The task calls for each record to be given again unchanged, minus any pictures.

App and web page records:
========================

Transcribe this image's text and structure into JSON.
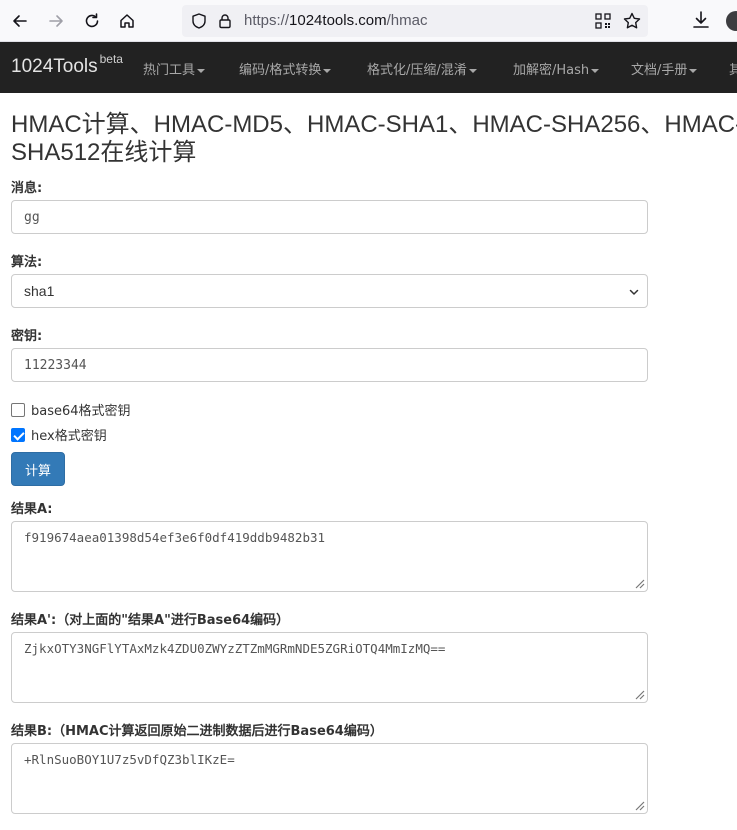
{
  "browser": {
    "url_prefix": "https://",
    "url_domain": "1024tools.com",
    "url_path": "/hmac"
  },
  "navbar": {
    "brand": "1024Tools",
    "brand_sup": "beta",
    "menu": [
      {
        "label": "热门工具"
      },
      {
        "label": "编码/格式转换"
      },
      {
        "label": "格式化/压缩/混淆"
      },
      {
        "label": "加解密/Hash"
      },
      {
        "label": "文档/手册"
      },
      {
        "label": "其"
      }
    ]
  },
  "page": {
    "title": "HMAC计算、HMAC-MD5、HMAC-SHA1、HMAC-SHA256、HMAC-SHA512在线计算"
  },
  "form": {
    "message_label": "消息:",
    "message_value": "gg",
    "algorithm_label": "算法:",
    "algorithm_value": "sha1",
    "key_label": "密钥:",
    "key_value": "11223344",
    "base64_key_label": "base64格式密钥",
    "base64_key_checked": false,
    "hex_key_label": "hex格式密钥",
    "hex_key_checked": true,
    "calc_button": "计算"
  },
  "results": {
    "a_label": "结果A:",
    "a_value": "f919674aea01398d54ef3e6f0df419ddb9482b31",
    "a2_label": "结果A':（对上面的\"结果A\"进行Base64编码）",
    "a2_value": "ZjkxOTY3NGFlYTAxMzk4ZDU0ZWYzZTZmMGRmNDE5ZGRiOTQ4MmIzMQ==",
    "b_label": "结果B:（HMAC计算返回原始二进制数据后进行Base64编码）",
    "b_value": "+RlnSuoBOY1U7z5vDfQZ3blIKzE="
  }
}
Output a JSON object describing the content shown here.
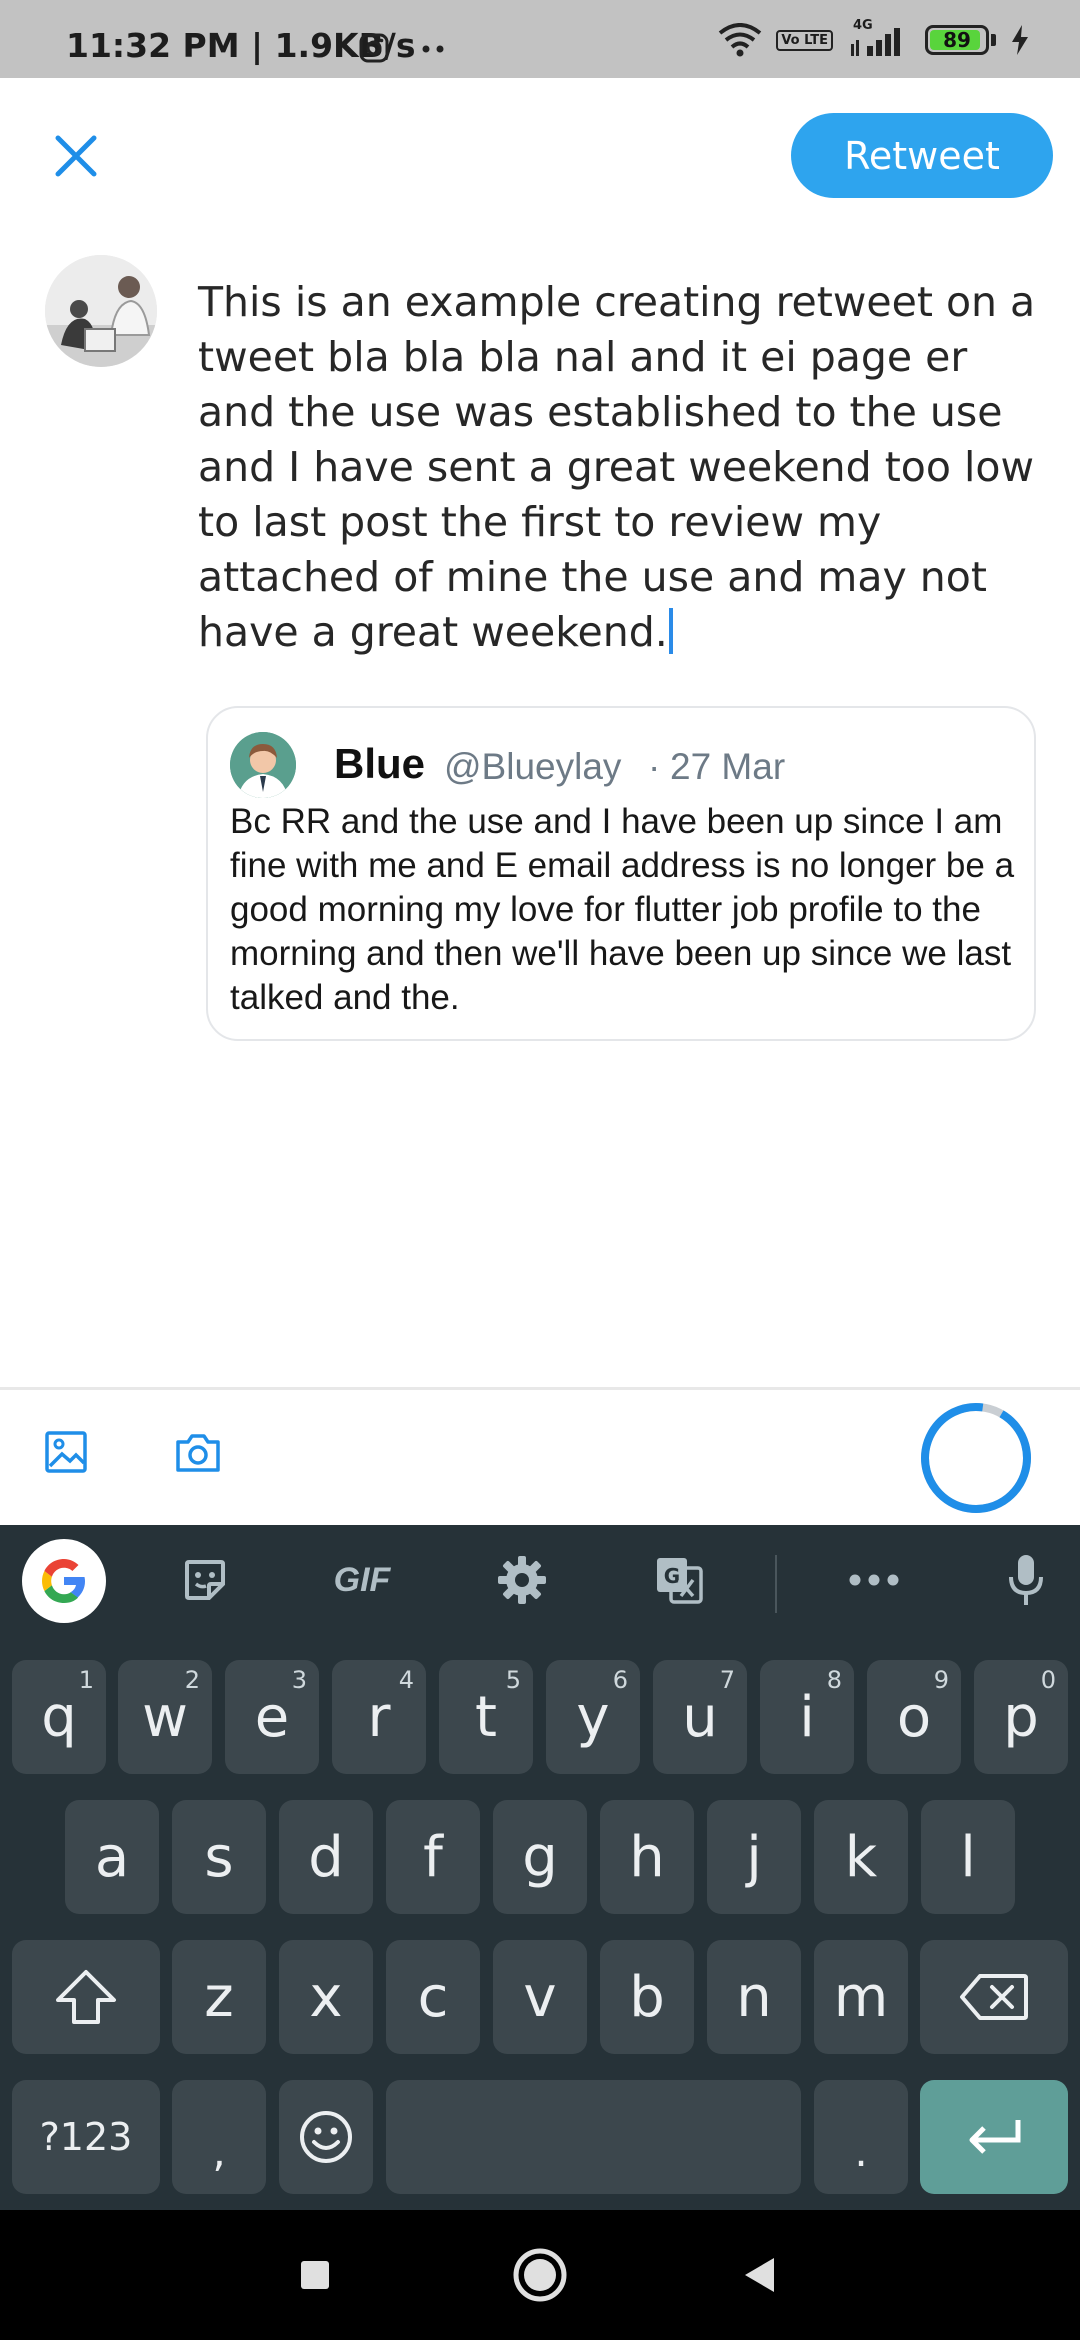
{
  "status_bar": {
    "time": "11:32 PM | 1.9KB/s",
    "battery": "89",
    "network": "4G",
    "lte": "Vo LTE"
  },
  "header": {
    "retweet_label": "Retweet"
  },
  "composer": {
    "text": "This is an example creating retweet on a tweet bla bla bla nal and it ei page er and the use was established to the use and I have sent a great weekend too low to last post the first to review my attached of mine the use and may not have a great weekend."
  },
  "quoted_tweet": {
    "name": "Blue",
    "handle": "@Blueylay",
    "separator": "·",
    "date": "27 Mar",
    "body": "Bc RR and the use and I have been up since I am fine with me and E email address is no longer be a good morning my love for flutter job profile to the morning and then we'll have been up since we last talked and the."
  },
  "keyboard": {
    "toolbar": {
      "gif_label": "GIF"
    },
    "rows": [
      [
        {
          "label": "q",
          "hint": "1"
        },
        {
          "label": "w",
          "hint": "2"
        },
        {
          "label": "e",
          "hint": "3"
        },
        {
          "label": "r",
          "hint": "4"
        },
        {
          "label": "t",
          "hint": "5"
        },
        {
          "label": "y",
          "hint": "6"
        },
        {
          "label": "u",
          "hint": "7"
        },
        {
          "label": "i",
          "hint": "8"
        },
        {
          "label": "o",
          "hint": "9"
        },
        {
          "label": "p",
          "hint": "0"
        }
      ],
      [
        {
          "label": "a"
        },
        {
          "label": "s"
        },
        {
          "label": "d"
        },
        {
          "label": "f"
        },
        {
          "label": "g"
        },
        {
          "label": "h"
        },
        {
          "label": "j"
        },
        {
          "label": "k"
        },
        {
          "label": "l"
        }
      ],
      [
        {
          "label": "z"
        },
        {
          "label": "x"
        },
        {
          "label": "c"
        },
        {
          "label": "v"
        },
        {
          "label": "b"
        },
        {
          "label": "n"
        },
        {
          "label": "m"
        }
      ]
    ],
    "symbols_label": "?123",
    "comma_label": ",",
    "period_label": "."
  },
  "colors": {
    "accent": "#2ea4ee",
    "keyboard_bg": "#263238",
    "key_bg": "#3c474d",
    "enter_key": "#5f9e98",
    "muted_text": "#6d7a86"
  },
  "icons": {
    "close": "close-icon",
    "image": "image-icon",
    "camera": "camera-icon",
    "sticker": "sticker-icon",
    "settings": "gear-icon",
    "translate": "translate-icon",
    "more": "more-icon",
    "mic": "microphone-icon",
    "shift": "shift-icon",
    "backspace": "backspace-icon",
    "emoji": "emoji-icon",
    "enter": "enter-icon"
  }
}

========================

• _Completed exercise_
Transcribe this image's text and structure into JSON.
{
  "browser": {
    "url_prefix": "https://",
    "url_domain": "1024tools.com",
    "url_path": "/hmac"
  },
  "navbar": {
    "brand": "1024Tools",
    "brand_sup": "beta",
    "menu": [
      {
        "label": "热门工具"
      },
      {
        "label": "编码/格式转换"
      },
      {
        "label": "格式化/压缩/混淆"
      },
      {
        "label": "加解密/Hash"
      },
      {
        "label": "文档/手册"
      },
      {
        "label": "其"
      }
    ]
  },
  "page": {
    "title": "HMAC计算、HMAC-MD5、HMAC-SHA1、HMAC-SHA256、HMAC-SHA512在线计算"
  },
  "form": {
    "message_label": "消息:",
    "message_value": "gg",
    "algorithm_label": "算法:",
    "algorithm_value": "sha1",
    "key_label": "密钥:",
    "key_value": "11223344",
    "base64_key_label": "base64格式密钥",
    "base64_key_checked": false,
    "hex_key_label": "hex格式密钥",
    "hex_key_checked": true,
    "calc_button": "计算"
  },
  "results": {
    "a_label": "结果A:",
    "a_value": "f919674aea01398d54ef3e6f0df419ddb9482b31",
    "a2_label": "结果A':（对上面的\"结果A\"进行Base64编码）",
    "a2_value": "ZjkxOTY3NGFlYTAxMzk4ZDU0ZWYzZTZmMGRmNDE5ZGRiOTQ4MmIzMQ==",
    "b_label": "结果B:（HMAC计算返回原始二进制数据后进行Base64编码）",
    "b_value": "+RlnSuoBOY1U7z5vDfQZ3blIKzE="
  }
}
Output a JSON object describing the content shown here.
{
  "status_bar": {
    "time": "11:32 PM | 1.9KB/s",
    "battery": "89",
    "network": "4G",
    "lte": "Vo LTE"
  },
  "header": {
    "retweet_label": "Retweet"
  },
  "composer": {
    "text": "This is an example creating retweet on a tweet bla bla bla nal and it ei page er and the use was established to the use and I have sent a great weekend too low to last post the first to review my attached of mine the use and may not have a great weekend."
  },
  "quoted_tweet": {
    "name": "Blue",
    "handle": "@Blueylay",
    "separator": "·",
    "date": "27 Mar",
    "body": "Bc RR and the use and I have been up since I am fine with me and E email address is no longer be a good morning my love for flutter job profile to the morning and then we'll have been up since we last talked and the."
  },
  "keyboard": {
    "toolbar": {
      "gif_label": "GIF"
    },
    "rows": [
      [
        {
          "label": "q",
          "hint": "1"
        },
        {
          "label": "w",
          "hint": "2"
        },
        {
          "label": "e",
          "hint": "3"
        },
        {
          "label": "r",
          "hint": "4"
        },
        {
          "label": "t",
          "hint": "5"
        },
        {
          "label": "y",
          "hint": "6"
        },
        {
          "label": "u",
          "hint": "7"
        },
        {
          "label": "i",
          "hint": "8"
        },
        {
          "label": "o",
          "hint": "9"
        },
        {
          "label": "p",
          "hint": "0"
        }
      ],
      [
        {
          "label": "a"
        },
        {
          "label": "s"
        },
        {
          "label": "d"
        },
        {
          "label": "f"
        },
        {
          "label": "g"
        },
        {
          "label": "h"
        },
        {
          "label": "j"
        },
        {
          "label": "k"
        },
        {
          "label": "l"
        }
      ],
      [
        {
          "label": "z"
        },
        {
          "label": "x"
        },
        {
          "label": "c"
        },
        {
          "label": "v"
        },
        {
          "label": "b"
        },
        {
          "label": "n"
        },
        {
          "label": "m"
        }
      ]
    ],
    "symbols_label": "?123",
    "comma_label": ",",
    "period_label": "."
  },
  "colors": {
    "accent": "#2ea4ee",
    "keyboard_bg": "#263238",
    "key_bg": "#3c474d",
    "enter_key": "#5f9e98",
    "muted_text": "#6d7a86"
  },
  "icons": {
    "close": "close-icon",
    "image": "image-icon",
    "camera": "camera-icon",
    "sticker": "sticker-icon",
    "settings": "gear-icon",
    "translate": "translate-icon",
    "more": "more-icon",
    "mic": "microphone-icon",
    "shift": "shift-icon",
    "backspace": "backspace-icon",
    "emoji": "emoji-icon",
    "enter": "enter-icon"
  }
}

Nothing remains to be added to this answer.